Issues with motor skills can make team sports a challenge. But if your child struggles with balance, coordination and other aspects of movement, he can still enjoy playing sports.
Not only is swimming fun, it doesn’t require some of the gross or fine motor skills some other sports do. Plus, it can actually help with movement issues. Swimming helps develop muscle tone, coordination and balance. Research shows that it may also improve speech. Another benefit: Because it’s an individual sport, your child can improve at his own speed.
Martial arts may be challenging for kids with gross motor issues at first. But karate, tae kwon do and judo are taught in a very slow and structured way. Kids build skills gradually, and as they reach new skill levels, they’re awarded a different color belt to reflect their success. That can be a huge confidence boost!
Track and Field
Running track might not seem like a logical choice for kids who have trouble with motor skills. But while track may be challenging, it’s also a skill booster for kids with movement issues. There’s no real time pressure, either. While there are team events, track is more an individual sport. Kids can improve at their own pace.

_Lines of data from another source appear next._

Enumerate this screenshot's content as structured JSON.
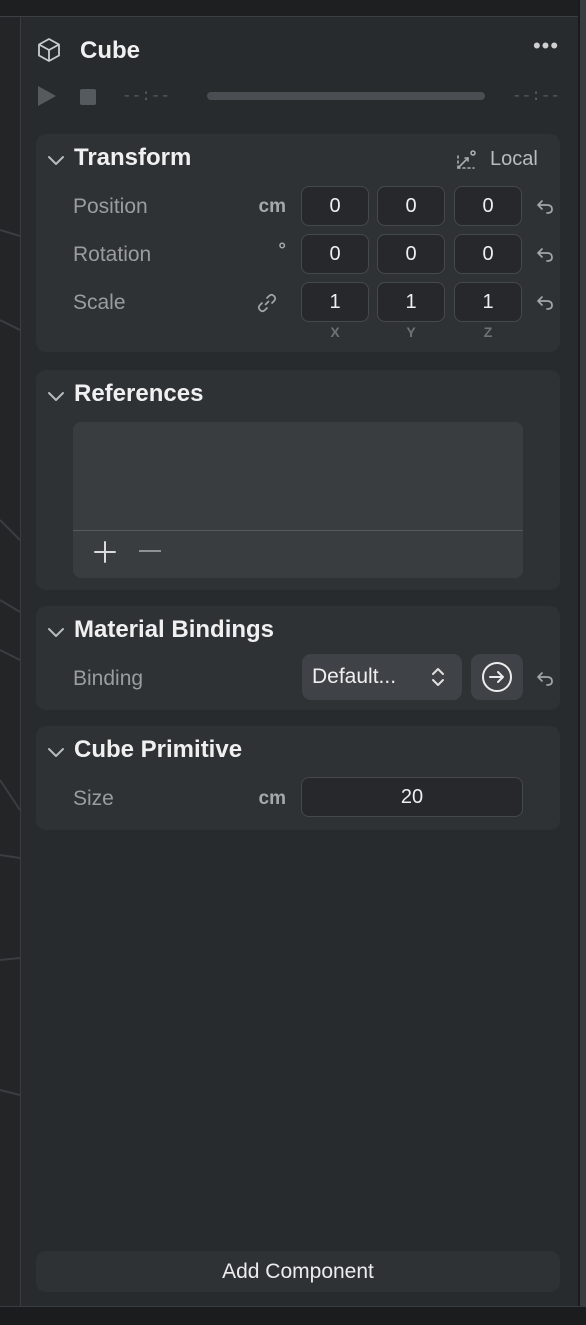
{
  "header": {
    "title": "Cube",
    "more_label": "•••"
  },
  "playback": {
    "time_start": "--:--",
    "time_end": "--:--"
  },
  "transform": {
    "title": "Transform",
    "space_label": "Local",
    "rows": [
      {
        "label": "Position",
        "unit": "cm",
        "x": "0",
        "y": "0",
        "z": "0"
      },
      {
        "label": "Rotation",
        "unit": "°",
        "x": "0",
        "y": "0",
        "z": "0"
      },
      {
        "label": "Scale",
        "unit": "",
        "x": "1",
        "y": "1",
        "z": "1"
      }
    ],
    "axes": {
      "x": "X",
      "y": "Y",
      "z": "Z"
    }
  },
  "references": {
    "title": "References"
  },
  "material_bindings": {
    "title": "Material Bindings",
    "binding_label": "Binding",
    "binding_value": "Default..."
  },
  "cube_primitive": {
    "title": "Cube Primitive",
    "size_label": "Size",
    "size_unit": "cm",
    "size_value": "20"
  },
  "footer": {
    "add_component_label": "Add Component"
  },
  "icons": [
    "cube-icon",
    "more-icon",
    "play-icon",
    "stop-icon",
    "chevron-down-icon",
    "local-space-icon",
    "reset-icon",
    "link-icon",
    "plus-icon",
    "minus-icon",
    "updown-icon",
    "arrow-right-circle-icon"
  ]
}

If your child really wants to try team sports, soccer might be one of the best options. Kids with motor skills issues might do well playing defense. Defensive players have a little more time to plan their movements. And their role isn’t so focused on running, kicking and scoring. If they’re able to block the shot, make a tackle or kick the ball out of danger, they’ve done their job.
Fencing uses a unique mix of movement skills. It requires fine motor skills for handling the foil (the fencing sword), and gross motor skills for learning footwork and moving quickly. In beginning fencing classes, kids work on balance and coordination. They also focus on developing concentration and strategy. And they continue to build skills from there.